We asked our readers how much wood they use for their homes and they were divided.
Here are the results.
The average American uses around 40-45 percent of their home’s energy to heat and cool it. 2.
A typical home uses around 1.5-2.5 million cubic feet of wood per year.
The majority of American homes have a fireplace.
The most popular wood is maple and maple floor cleaners.
Most American homes use one to three different types of wood products per year, including birch, pine, elm, and cherry.
Most wood products are imported from China, which accounts for about 25 percent of the US wood product market.
American homeowners are more likely to use wood products like mahogany, oak, and spruce in their homes than they are to use a wood product from Canada.
American homes are less likely to have natural gas, and they’re more likely than their Chinese counterparts to use fossil fuels.
Wood products make up about a third of the American economy.
Wood is the number one source of greenhouse gas emissions in the United States.
Americans are more than twice as likely as Chinese to say they have used synthetic wood products.
Wood floor cleaners are often the least eco-friendly.
The use of artificial wood products in homes has risen over the last decade.
The American economy uses about one-fifth as much wood as it used in the 1960s and 1970s.
Americans spend a lot more on energy than Chinese households do. 16.
In the US, the average American home uses less than one cubic foot of wood.
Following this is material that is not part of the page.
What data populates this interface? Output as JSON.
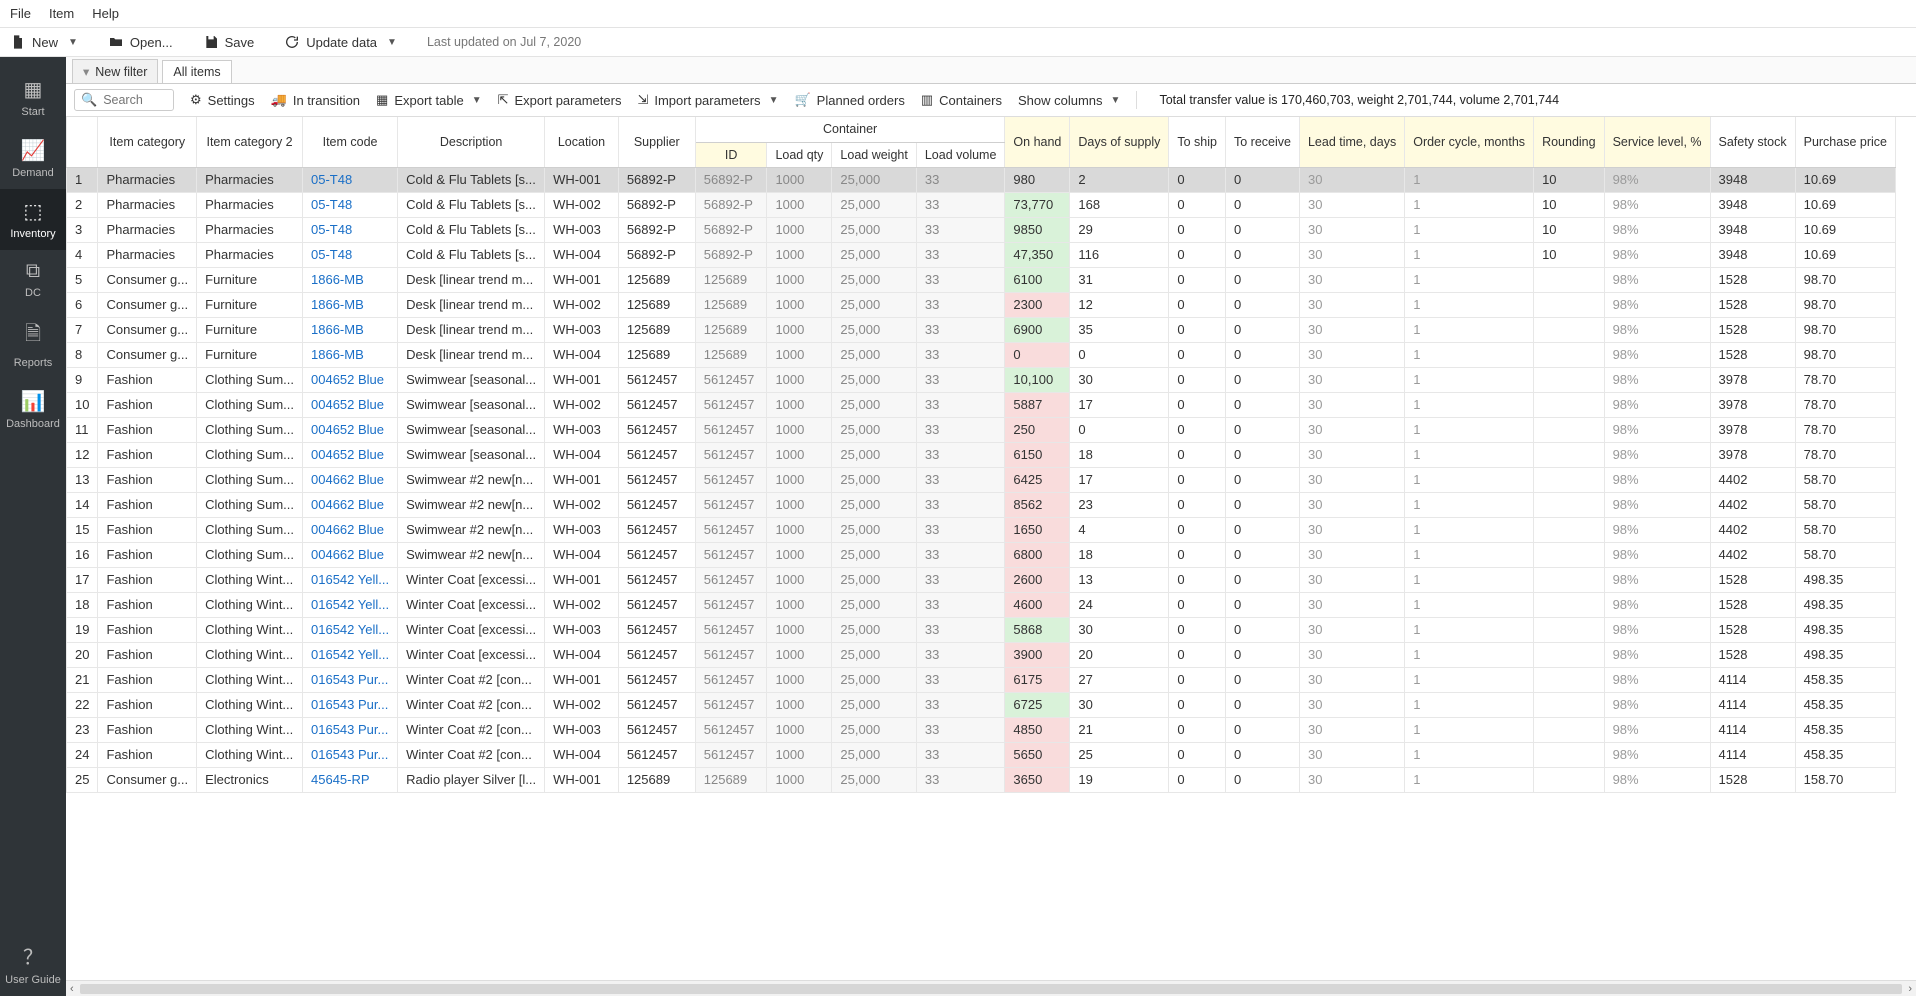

The vast majority of Americans use no more than 1.8 cubic feet per year on a regular basis.
A majority of US homes have at least one natural gas fireplace.
Americans use wood floor cleaners and synthetic floor cleaners less frequently than they do synthetic products.
American households spend more on wood than their counterparts in other countries.
Americans pay more on electric bills.
Americans don’t use any synthetic wood floor cleaner than they did a decade ago.
Americans buy more wood products than their European counterparts.
Americans have more plastic in their houses than their German counterparts.
Americans recycle more wood than they use.
Americans also spend more money per capita on transportation than they spend per capita overall.
Americans’ use of wood floor brushes has fallen in the past 20 years.
Americans tend to recycle more plastic than they recycle.
Americans live in households that use more natural gas than their foreign counterparts.
Americans invest more money in their vehicles.
Americans get less than the EU on average for energy-efficient appliances.
Americans own less wood per square foot than their Europeans.
Americans take a lot longer to use energy than their EU counterparts.
Americans, on average, live less than their peers in other OECD countries.
Americans drive less.
Americans wear fewer clothes per capita.
Americans put the most effort into their health and are less prone to smoking.
Americans work longer hours than their neighbours.
Americans save more per capita than their non-EU counterparts.
Americans hold fewer office hours than the average OECD country.
Americans drink less than average.
Americans prefer beer over wine.
Americans think less of each other than their Western European peers.
Americans make less than Europeans do. 45.
Americans go to the gym more than the Europeans do and they do it less than Western European countries do. 46.
Americans say they prefer to go outdoors and work out than they prefer their European peers to do. 47.
Americans sleep better than their fellow European countries.
Americans eat more fruits and vegetables per capita and less meat per capita, and eat more fruit than they like.
Americans like to cook more than their French counterparts.
Americans smoke less than European countries, and smoke less often than they smoke compared to other OECD nations.
Americans enjoy more sunshine, and drink less alcohol than their neighbouring European countries and the US. 52.
Americans celebrate Christmas more than Europeans.
Americans attend church more than they enjoy.
Americans watch more TV than they watch at home, and watch it more than in any other OECD country, including their neighbours, Japan, and Canada.
Americans play sports more than Canadians.
Americans listen to more music than they listen to at home.
Americans visit more museums and galleries than they visit at home and enjoy the arts more than other OECD societies.
Americans donate more to charity than their other OECD peers.
Americans consume more alcohol than Europeans, and consume more beer than they consume at home as well.
Americans consider themselves to be more “diverse” than their rivals,